--- TASK ITEM ---
From the data below, give the number of lines holding the word "style", with nothing else added.

---------- RECORDED INFORMATION

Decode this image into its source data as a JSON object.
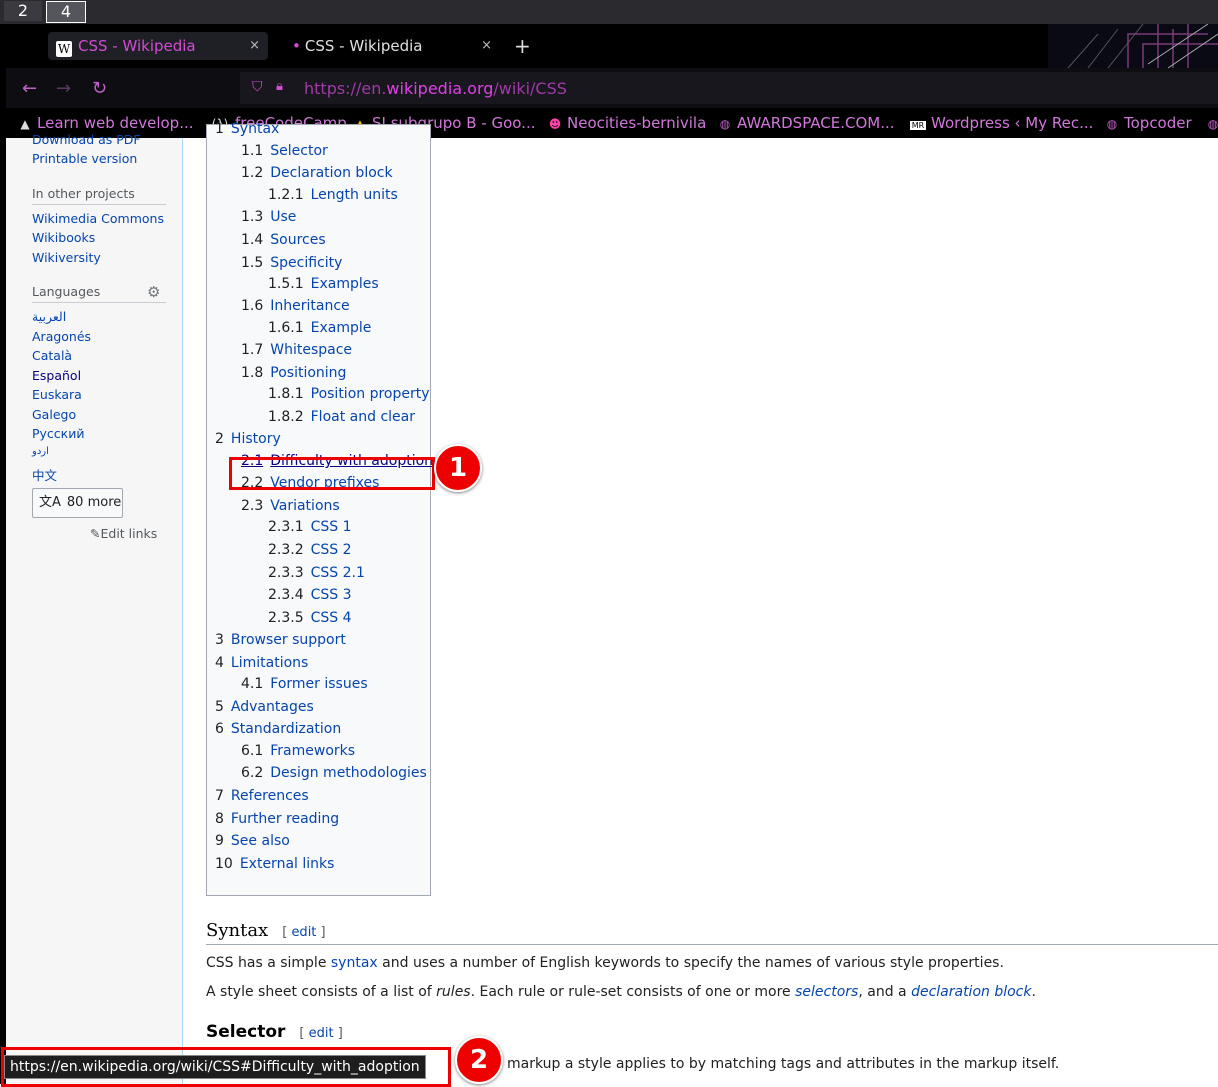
{
  "workspaces": [
    "2",
    "4"
  ],
  "tabs": [
    {
      "title": "CSS - Wikipedia",
      "icon": "W",
      "close": "×"
    },
    {
      "title": "CSS - Wikipedia",
      "close": "×"
    }
  ],
  "new_tab": "+",
  "nav": {
    "back": "←",
    "forward": "→",
    "reload": "↻"
  },
  "url": {
    "prefix": "https://en.",
    "domain": "wikipedia.org",
    "path": "/wiki/CSS"
  },
  "bookmarks": [
    {
      "icon": "fcc-icon",
      "label": "Learn web develop..."
    },
    {
      "icon": "(λ)",
      "label": "freeCodeCamp"
    },
    {
      "icon": "drive-icon",
      "label": "SI subgrupo B - Goo..."
    },
    {
      "icon": "neocities-icon",
      "label": "Neocities-bernivila"
    },
    {
      "icon": "globe-icon",
      "label": "AWARDSPACE.COM..."
    },
    {
      "icon": "MR",
      "label": "Wordpress ‹ My Rec..."
    },
    {
      "icon": "globe-icon",
      "label": "Topcoder"
    }
  ],
  "sidebar": {
    "tools_items": [
      "Download as PDF",
      "Printable version"
    ],
    "other_projects_title": "In other projects",
    "other_projects": [
      "Wikimedia Commons",
      "Wikibooks",
      "Wikiversity"
    ],
    "languages_title": "Languages",
    "languages": [
      "العربية",
      "Aragonés",
      "Català",
      "Español",
      "Euskara",
      "Galego",
      "Русский",
      "اردو",
      "中文"
    ],
    "more_label": "80 more",
    "edit_links": "Edit links"
  },
  "toc": [
    {
      "num": "1",
      "label": "Syntax",
      "level": 1
    },
    {
      "num": "1.1",
      "label": "Selector",
      "level": 2
    },
    {
      "num": "1.2",
      "label": "Declaration block",
      "level": 2
    },
    {
      "num": "1.2.1",
      "label": "Length units",
      "level": 3
    },
    {
      "num": "1.3",
      "label": "Use",
      "level": 2
    },
    {
      "num": "1.4",
      "label": "Sources",
      "level": 2
    },
    {
      "num": "1.5",
      "label": "Specificity",
      "level": 2
    },
    {
      "num": "1.5.1",
      "label": "Examples",
      "level": 3
    },
    {
      "num": "1.6",
      "label": "Inheritance",
      "level": 2
    },
    {
      "num": "1.6.1",
      "label": "Example",
      "level": 3
    },
    {
      "num": "1.7",
      "label": "Whitespace",
      "level": 2
    },
    {
      "num": "1.8",
      "label": "Positioning",
      "level": 2
    },
    {
      "num": "1.8.1",
      "label": "Position property",
      "level": 3
    },
    {
      "num": "1.8.2",
      "label": "Float and clear",
      "level": 3
    },
    {
      "num": "2",
      "label": "History",
      "level": 1
    },
    {
      "num": "2.1",
      "label": "Difficulty with adoption",
      "level": 2,
      "hovered": true
    },
    {
      "num": "2.2",
      "label": "Vendor prefixes",
      "level": 2
    },
    {
      "num": "2.3",
      "label": "Variations",
      "level": 2
    },
    {
      "num": "2.3.1",
      "label": "CSS 1",
      "level": 3
    },
    {
      "num": "2.3.2",
      "label": "CSS 2",
      "level": 3
    },
    {
      "num": "2.3.3",
      "label": "CSS 2.1",
      "level": 3
    },
    {
      "num": "2.3.4",
      "label": "CSS 3",
      "level": 3
    },
    {
      "num": "2.3.5",
      "label": "CSS 4",
      "level": 3
    },
    {
      "num": "3",
      "label": "Browser support",
      "level": 1
    },
    {
      "num": "4",
      "label": "Limitations",
      "level": 1
    },
    {
      "num": "4.1",
      "label": "Former issues",
      "level": 2
    },
    {
      "num": "5",
      "label": "Advantages",
      "level": 1
    },
    {
      "num": "6",
      "label": "Standardization",
      "level": 1
    },
    {
      "num": "6.1",
      "label": "Frameworks",
      "level": 2
    },
    {
      "num": "6.2",
      "label": "Design methodologies",
      "level": 2
    },
    {
      "num": "7",
      "label": "References",
      "level": 1
    },
    {
      "num": "8",
      "label": "Further reading",
      "level": 1
    },
    {
      "num": "9",
      "label": "See also",
      "level": 1
    },
    {
      "num": "10",
      "label": "External links",
      "level": 1
    }
  ],
  "section_syntax": {
    "title": "Syntax",
    "edit_open": "[",
    "edit_label": "edit",
    "edit_close": "]",
    "p1": [
      "CSS has a simple ",
      "syntax",
      " and uses a number of English keywords to specify the names of various style properties."
    ],
    "p2": [
      "A style sheet consists of a list of ",
      "rules",
      ". Each rule or rule-set consists of one or more ",
      "selectors",
      ", and a ",
      "declaration block",
      "."
    ]
  },
  "section_selector": {
    "title": "Selector",
    "edit_label": "edit",
    "p1_tail": "markup a style applies to by matching tags and attributes in the markup itself."
  },
  "status_url": "https://en.wikipedia.org/wiki/CSS#Difficulty_with_adoption",
  "annotations": [
    "1",
    "2"
  ],
  "colors": {
    "link": "#0645ad",
    "accent": "#d14dd4",
    "highlight": "#ee0000"
  }
}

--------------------

--- REPLY TO THE TASK ---
3